• **GOAL OF THE EXERCISE**
Report back each line of the records that contains the string "Auto".

*** Opening of RECORD EXTRACTS ***

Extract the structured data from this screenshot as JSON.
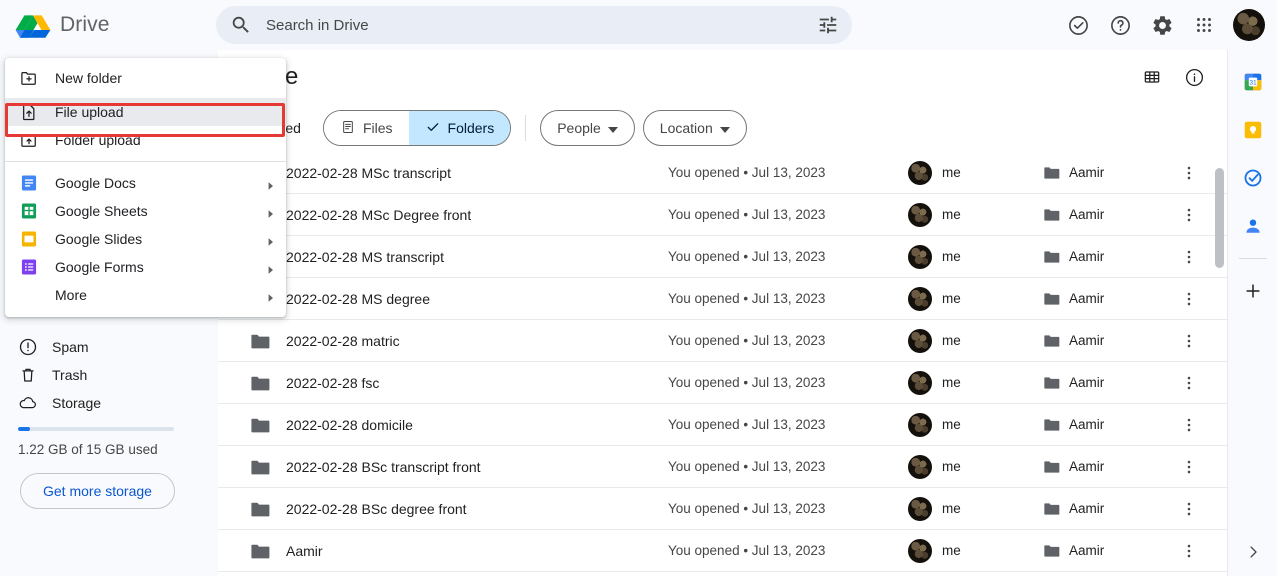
{
  "header": {
    "brand_name": "Drive",
    "logo_icon": "google-drive-logo",
    "search": {
      "placeholder": "Search in Drive",
      "value": "",
      "search_icon": "search-icon",
      "tune_icon": "tune-filter-icon"
    },
    "right_icons": [
      {
        "name": "support-checkmark-icon",
        "label": "Support"
      },
      {
        "name": "help-icon",
        "label": "Help"
      },
      {
        "name": "settings-gear-icon",
        "label": "Settings"
      },
      {
        "name": "apps-grid-icon",
        "label": "Google apps"
      }
    ],
    "avatar": {
      "name": "account-avatar",
      "label": "Google Account"
    }
  },
  "sidebar": {
    "items": [
      {
        "label": "Spam",
        "icon": "spam-exclamation-icon"
      },
      {
        "label": "Trash",
        "icon": "trash-icon"
      },
      {
        "label": "Storage",
        "icon": "cloud-storage-icon"
      }
    ],
    "storage": {
      "used_percent": 8,
      "text": "1.22 GB of 15 GB used",
      "button_label": "Get more storage",
      "accent_color": "#1a73e8"
    }
  },
  "context_menu": {
    "groups": [
      [
        {
          "label": "New folder",
          "icon": "new-folder-icon",
          "submenu": false,
          "hovered": false
        },
        {
          "label": "File upload",
          "icon": "file-upload-icon",
          "submenu": false,
          "hovered": true
        },
        {
          "label": "Folder upload",
          "icon": "folder-upload-icon",
          "submenu": false,
          "hovered": false
        }
      ],
      [
        {
          "label": "Google Docs",
          "icon": "google-docs-icon",
          "submenu": true,
          "hovered": false
        },
        {
          "label": "Google Sheets",
          "icon": "google-sheets-icon",
          "submenu": true,
          "hovered": false
        },
        {
          "label": "Google Slides",
          "icon": "google-slides-icon",
          "submenu": true,
          "hovered": false
        },
        {
          "label": "Google Forms",
          "icon": "google-forms-icon",
          "submenu": true,
          "hovered": false
        },
        {
          "label": "More",
          "icon": "none",
          "submenu": true,
          "hovered": false
        }
      ]
    ],
    "highlight_color": "#e53935",
    "highlighted_item": "File upload"
  },
  "main": {
    "page_title": "Home",
    "view_grid_icon": "grid-view-icon",
    "info_icon": "info-icon",
    "suggested_label": "Suggested",
    "chips": [
      {
        "label": "Files",
        "icon": "files-icon",
        "selected": false,
        "dropdown": false
      },
      {
        "label": "Folders",
        "icon": "check-icon",
        "selected": true,
        "dropdown": false
      },
      {
        "label": "People",
        "icon": "none",
        "selected": false,
        "dropdown": true
      },
      {
        "label": "Location",
        "icon": "none",
        "selected": false,
        "dropdown": true
      }
    ],
    "rows": [
      {
        "name": "2022-02-28 MSc transcript",
        "reason": "You opened • Jul 13, 2023",
        "owner": "me",
        "location": "Aamir"
      },
      {
        "name": "2022-02-28 MSc Degree front",
        "reason": "You opened • Jul 13, 2023",
        "owner": "me",
        "location": "Aamir"
      },
      {
        "name": "2022-02-28 MS transcript",
        "reason": "You opened • Jul 13, 2023",
        "owner": "me",
        "location": "Aamir"
      },
      {
        "name": "2022-02-28 MS degree",
        "reason": "You opened • Jul 13, 2023",
        "owner": "me",
        "location": "Aamir"
      },
      {
        "name": "2022-02-28 matric",
        "reason": "You opened • Jul 13, 2023",
        "owner": "me",
        "location": "Aamir"
      },
      {
        "name": "2022-02-28 fsc",
        "reason": "You opened • Jul 13, 2023",
        "owner": "me",
        "location": "Aamir"
      },
      {
        "name": "2022-02-28 domicile",
        "reason": "You opened • Jul 13, 2023",
        "owner": "me",
        "location": "Aamir"
      },
      {
        "name": "2022-02-28 BSc transcript front",
        "reason": "You opened • Jul 13, 2023",
        "owner": "me",
        "location": "Aamir"
      },
      {
        "name": "2022-02-28 BSc degree front",
        "reason": "You opened • Jul 13, 2023",
        "owner": "me",
        "location": "Aamir"
      },
      {
        "name": "Aamir",
        "reason": "You opened • Jul 13, 2023",
        "owner": "me",
        "location": "Aamir"
      }
    ]
  },
  "side_panel": {
    "items": [
      {
        "name": "google-calendar-icon",
        "label": "Calendar"
      },
      {
        "name": "google-keep-icon",
        "label": "Keep"
      },
      {
        "name": "google-tasks-icon",
        "label": "Tasks"
      },
      {
        "name": "google-contacts-icon",
        "label": "Contacts"
      }
    ],
    "add_label": "Get add-ons",
    "expand_icon": "chevron-right-icon"
  }
}
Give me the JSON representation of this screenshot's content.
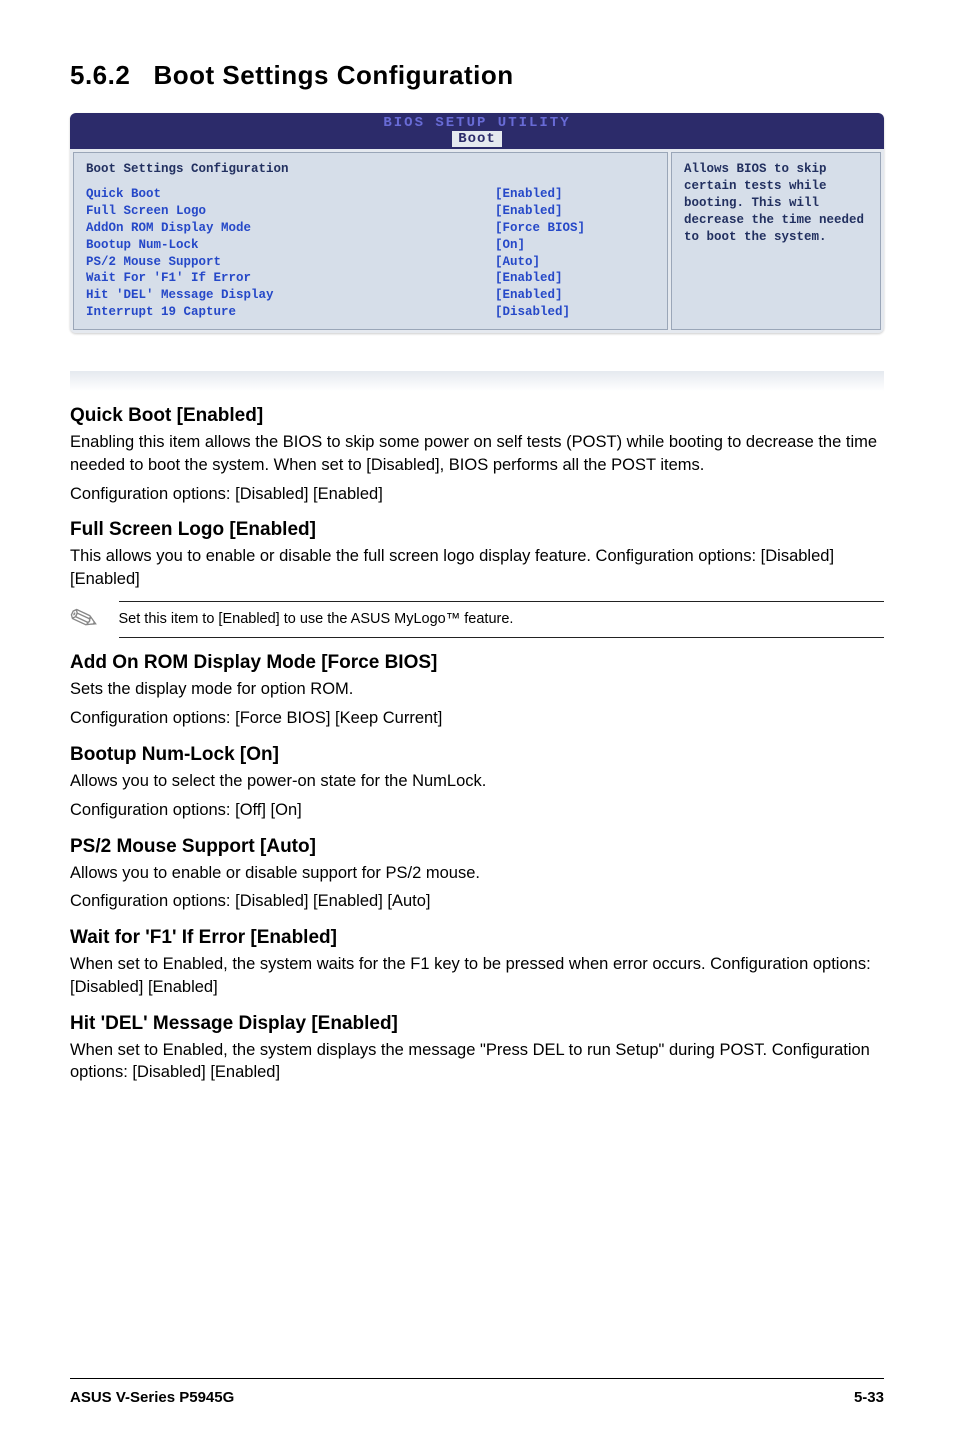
{
  "section": {
    "number": "5.6.2",
    "title": "Boot Settings Configuration"
  },
  "bios": {
    "header_line1": "BIOS SETUP UTILITY",
    "header_tab": "Boot",
    "left_title": "Boot Settings Configuration",
    "rows": [
      {
        "label": "Quick Boot",
        "value": "[Enabled]"
      },
      {
        "label": "Full Screen Logo",
        "value": "[Enabled]"
      },
      {
        "label": "AddOn ROM Display Mode",
        "value": "[Force BIOS]"
      },
      {
        "label": "Bootup Num-Lock",
        "value": "[On]"
      },
      {
        "label": "PS/2 Mouse Support",
        "value": "[Auto]"
      },
      {
        "label": "Wait For 'F1' If Error",
        "value": "[Enabled]"
      },
      {
        "label": "Hit 'DEL' Message Display",
        "value": "[Enabled]"
      },
      {
        "label": "Interrupt 19 Capture",
        "value": "[Disabled]"
      }
    ],
    "help": "Allows BIOS to skip certain tests while booting. This will decrease the time needed to boot the system."
  },
  "items": {
    "quick_boot": {
      "heading": "Quick Boot [Enabled]",
      "p1": "Enabling this item allows the BIOS to skip some power on self tests (POST) while booting to decrease the time needed to boot the system. When set to [Disabled], BIOS performs all the POST items.",
      "p2": "Configuration options: [Disabled] [Enabled]"
    },
    "full_screen_logo": {
      "heading": "Full Screen Logo [Enabled]",
      "p1": "This allows you to enable or disable the full screen logo display feature. Configuration options: [Disabled] [Enabled]",
      "note": "Set this item to [Enabled] to use the ASUS MyLogo™ feature."
    },
    "addon_rom": {
      "heading": "Add On ROM Display Mode [Force BIOS]",
      "p1": "Sets the display mode for option ROM.",
      "p2": "Configuration options: [Force BIOS] [Keep Current]"
    },
    "bootup_num": {
      "heading": "Bootup Num-Lock [On]",
      "p1": "Allows you to select the power-on state for the NumLock.",
      "p2": "Configuration options: [Off] [On]"
    },
    "ps2_mouse": {
      "heading": "PS/2 Mouse Support [Auto]",
      "p1": "Allows you to enable or disable support for PS/2 mouse.",
      "p2": "Configuration options: [Disabled] [Enabled] [Auto]"
    },
    "wait_f1": {
      "heading": "Wait for 'F1' If Error [Enabled]",
      "p1": "When set to Enabled, the system waits for the F1 key to be pressed when error occurs. Configuration options: [Disabled] [Enabled]"
    },
    "hit_del": {
      "heading": "Hit 'DEL' Message Display [Enabled]",
      "p1": "When set to Enabled, the system displays the message \"Press DEL to run Setup\" during POST. Configuration options: [Disabled] [Enabled]"
    }
  },
  "footer": {
    "left": "ASUS V-Series P5945G",
    "right": "5-33"
  }
}
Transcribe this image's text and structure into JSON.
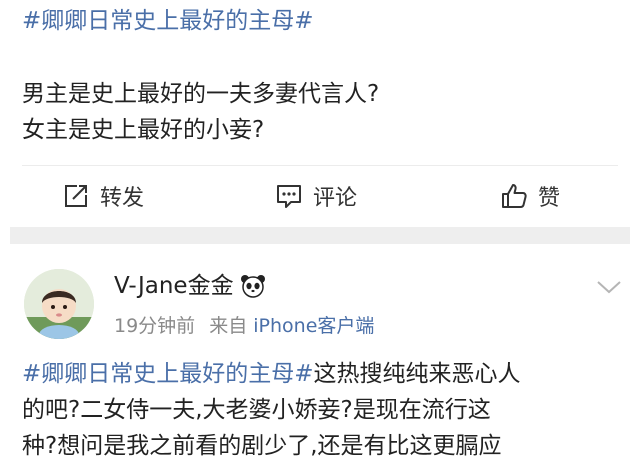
{
  "post1": {
    "hashtag": "#卿卿日常史上最好的主母#",
    "lines": [
      "男主是史上最好的一夫多妻代言人?",
      "女主是史上最好的小妾?"
    ],
    "actions": {
      "forward_label": "转发",
      "comment_label": "评论",
      "like_label": "赞"
    }
  },
  "post2": {
    "username": "V-Jane金金",
    "time": "19分钟前",
    "source_prefix": "来自",
    "source_app": "iPhone客户端",
    "hashtag": "#卿卿日常史上最好的主母#",
    "line1_rest": "这热搜纯纯来恶心人",
    "line2": "的吧?二女侍一夫,大老婆小娇妾?是现在流行这",
    "line3": "种?想问是我之前看的剧少了,还是有比这更膈应"
  },
  "colors": {
    "link": "#4a6fa8",
    "text": "#222222",
    "muted": "#8a8a8a",
    "band": "#eeeeee"
  },
  "icons": {
    "forward": "share-edit-icon",
    "comment": "comment-icon",
    "like": "thumbs-up-icon",
    "badge": "panda-icon",
    "menu": "chevron-down-icon"
  }
}
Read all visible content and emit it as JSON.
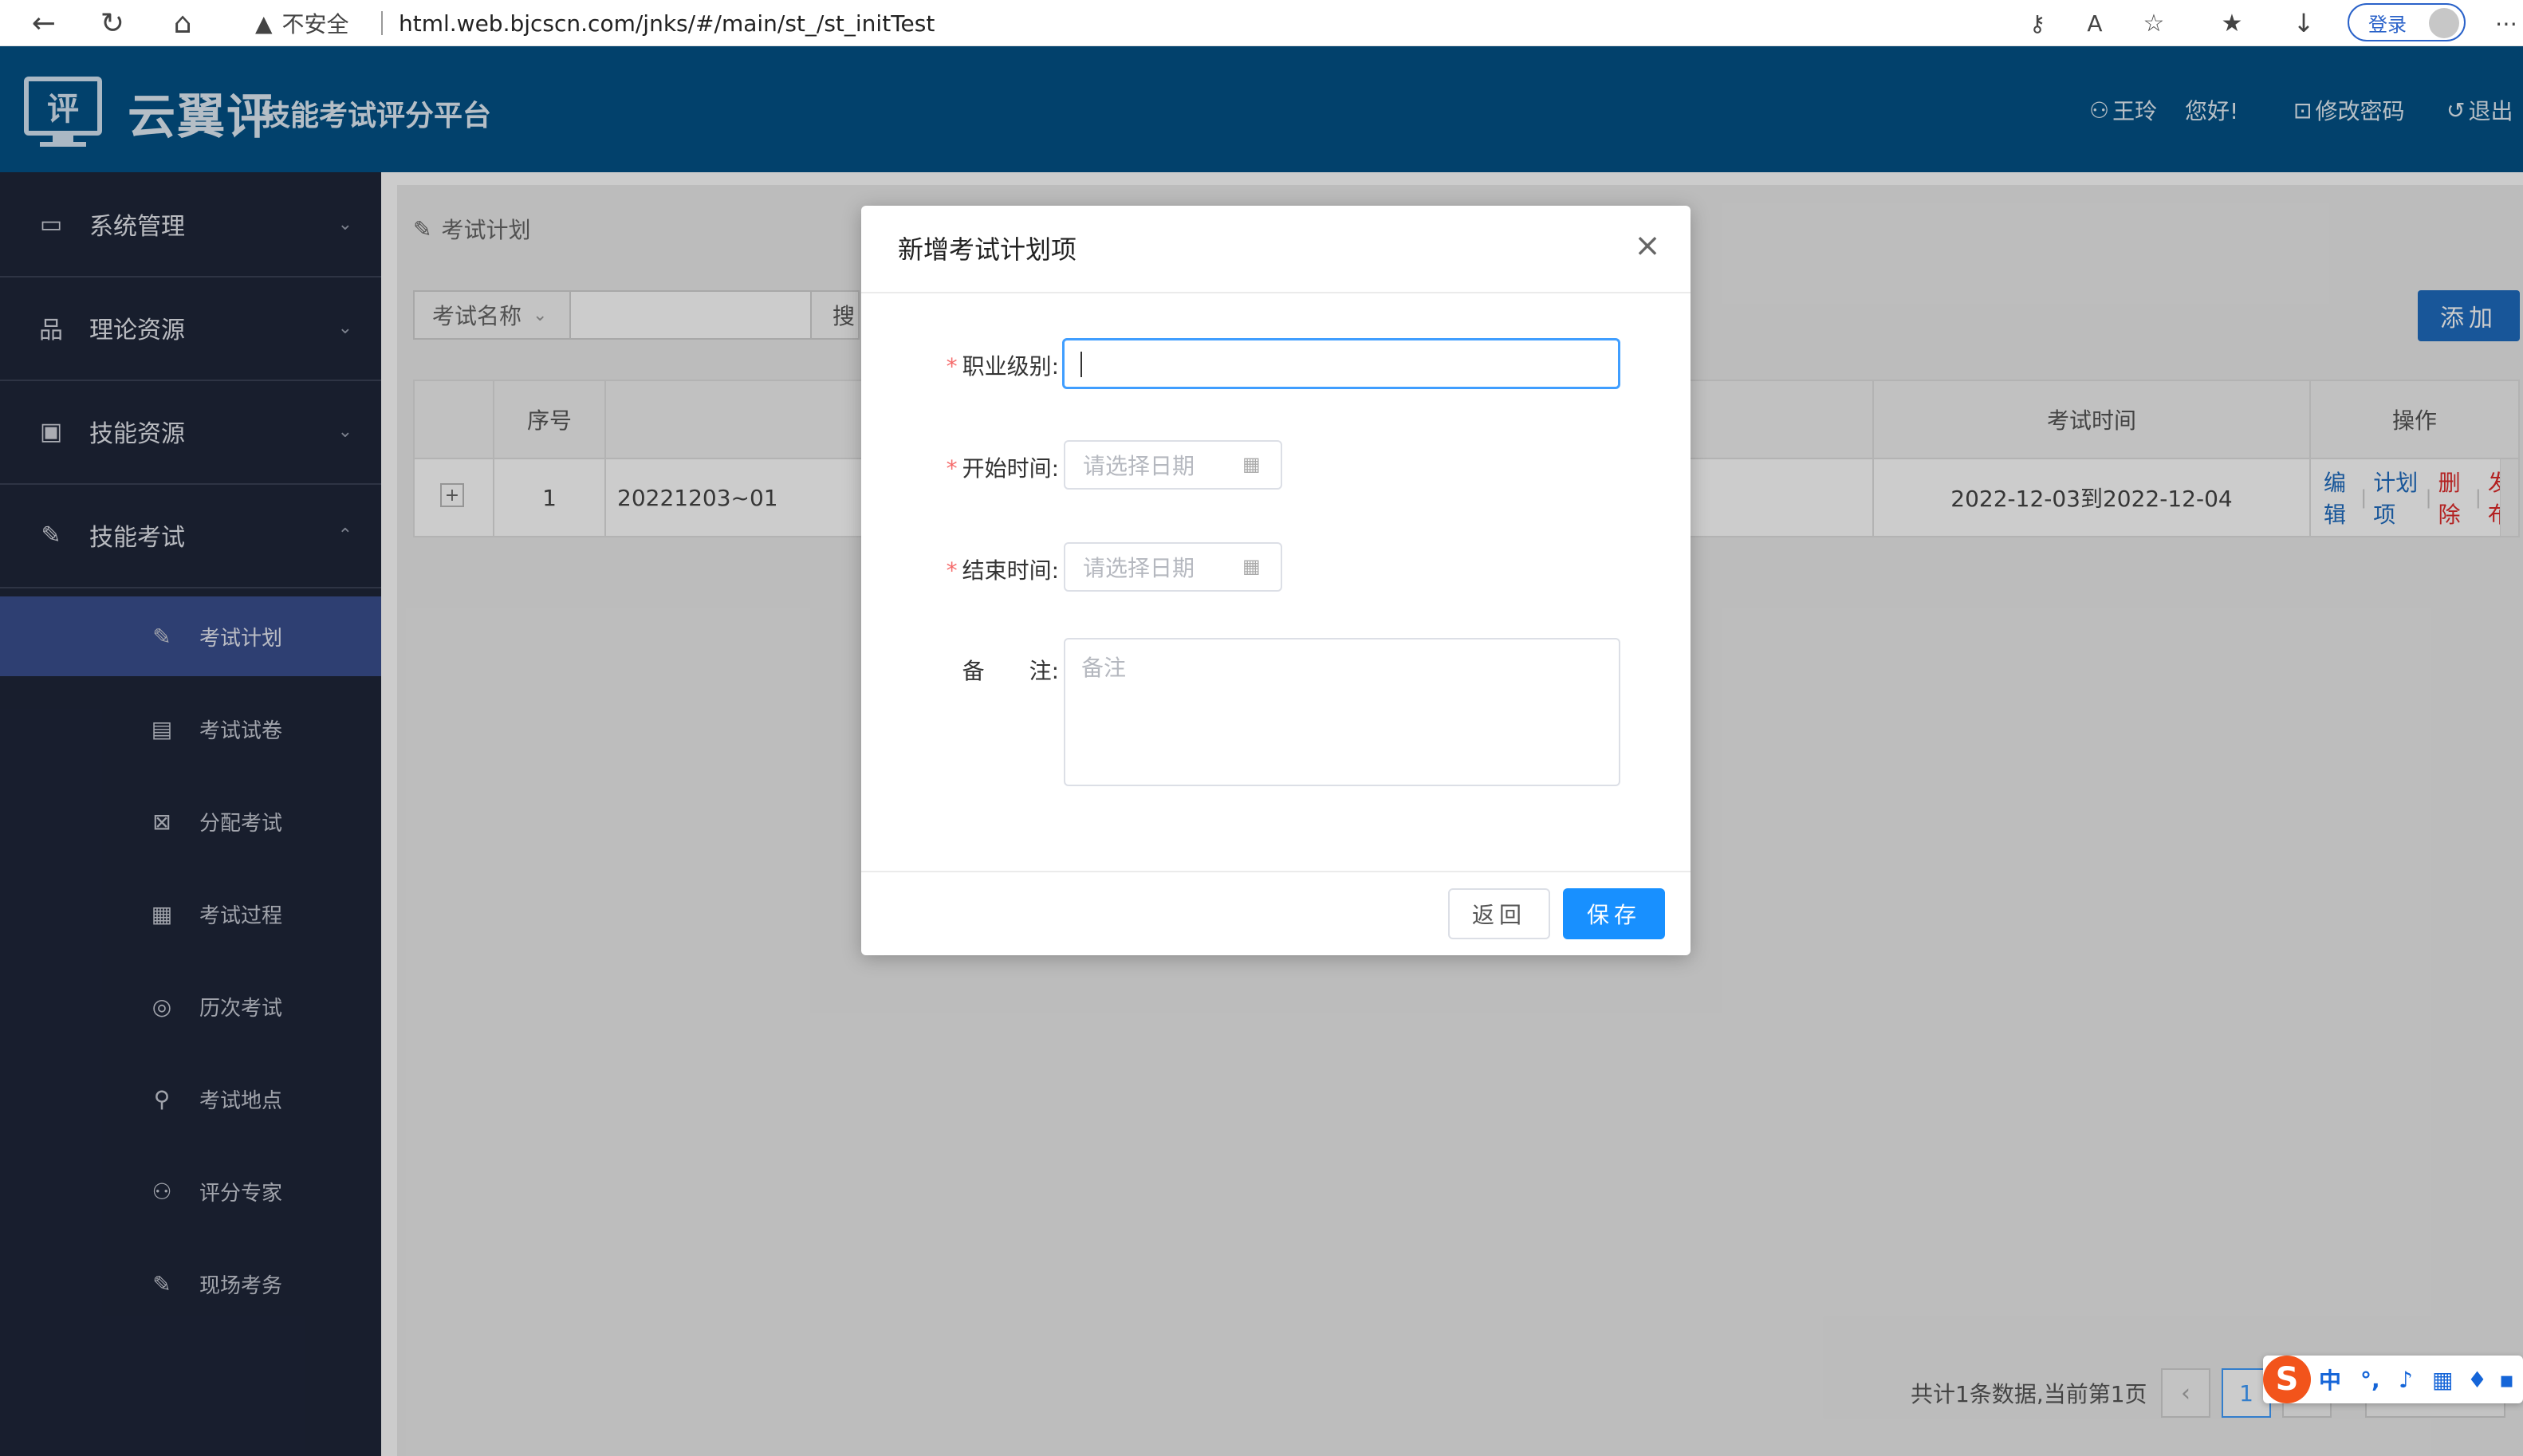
{
  "browser": {
    "back_icon": "back-arrow-icon",
    "security_label": "不安全",
    "url": "html.web.bjcscn.com/jnks/#/main/st_/st_initTest",
    "login_label": "登录"
  },
  "header": {
    "app_name": "云翼评",
    "app_subtitle": "技能考试评分平台",
    "logo_char": "评",
    "user_name": "王玲",
    "greeting": "您好!",
    "change_password": "修改密码",
    "logout": "退出"
  },
  "sidebar": {
    "groups": [
      {
        "label": "系统管理",
        "icon": "monitor-icon"
      },
      {
        "label": "理论资源",
        "icon": "hierarchy-icon"
      },
      {
        "label": "技能资源",
        "icon": "screen-icon"
      },
      {
        "label": "技能考试",
        "icon": "edit-doc-icon"
      }
    ],
    "sub_items": [
      {
        "label": "考试计划",
        "icon": "edit-doc-icon"
      },
      {
        "label": "考试试卷",
        "icon": "paper-icon"
      },
      {
        "label": "分配考试",
        "icon": "assign-icon"
      },
      {
        "label": "考试过程",
        "icon": "process-icon"
      },
      {
        "label": "历次考试",
        "icon": "history-icon"
      },
      {
        "label": "考试地点",
        "icon": "location-icon"
      },
      {
        "label": "评分专家",
        "icon": "users-icon"
      },
      {
        "label": "现场考务",
        "icon": "edit-doc-icon"
      }
    ]
  },
  "main": {
    "breadcrumb": "考试计划",
    "search_field": "考试名称",
    "search_button": "搜",
    "add_button": "添加",
    "table": {
      "headers": {
        "index": "序号",
        "time": "考试时间",
        "ops": "操作"
      },
      "rows": [
        {
          "index": "1",
          "name": "20221203~01",
          "time": "2022-12-03到2022-12-04",
          "ops": [
            "编辑",
            "计划项",
            "删除",
            "发布"
          ]
        }
      ]
    },
    "pagination": {
      "info": "共计1条数据,当前第1页",
      "current_page": "1"
    }
  },
  "dialog": {
    "title": "新增考试计划项",
    "fields": {
      "level_label": "职业级别:",
      "start_label": "开始时间:",
      "end_label": "结束时间:",
      "remark_label": "备　　注:",
      "date_placeholder": "请选择日期",
      "remark_placeholder": "备注"
    },
    "back_button": "返回",
    "save_button": "保存"
  },
  "ime": {
    "logo": "S",
    "mode": "中"
  },
  "colors": {
    "header_bg": "#035287",
    "sidebar_bg": "#1e2639",
    "active_item": "#3a4f8f",
    "primary": "#1890ff",
    "link_blue": "#1f6cc0",
    "danger": "#e02b2b"
  }
}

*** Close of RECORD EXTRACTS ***

• **FINISHED EXERCISE**
        "value": "[Auto]"
      "heading": "PS/2 Mouse Support [Auto]",
      "p2": "Configuration options: [Disabled] [Enabled] [Auto]"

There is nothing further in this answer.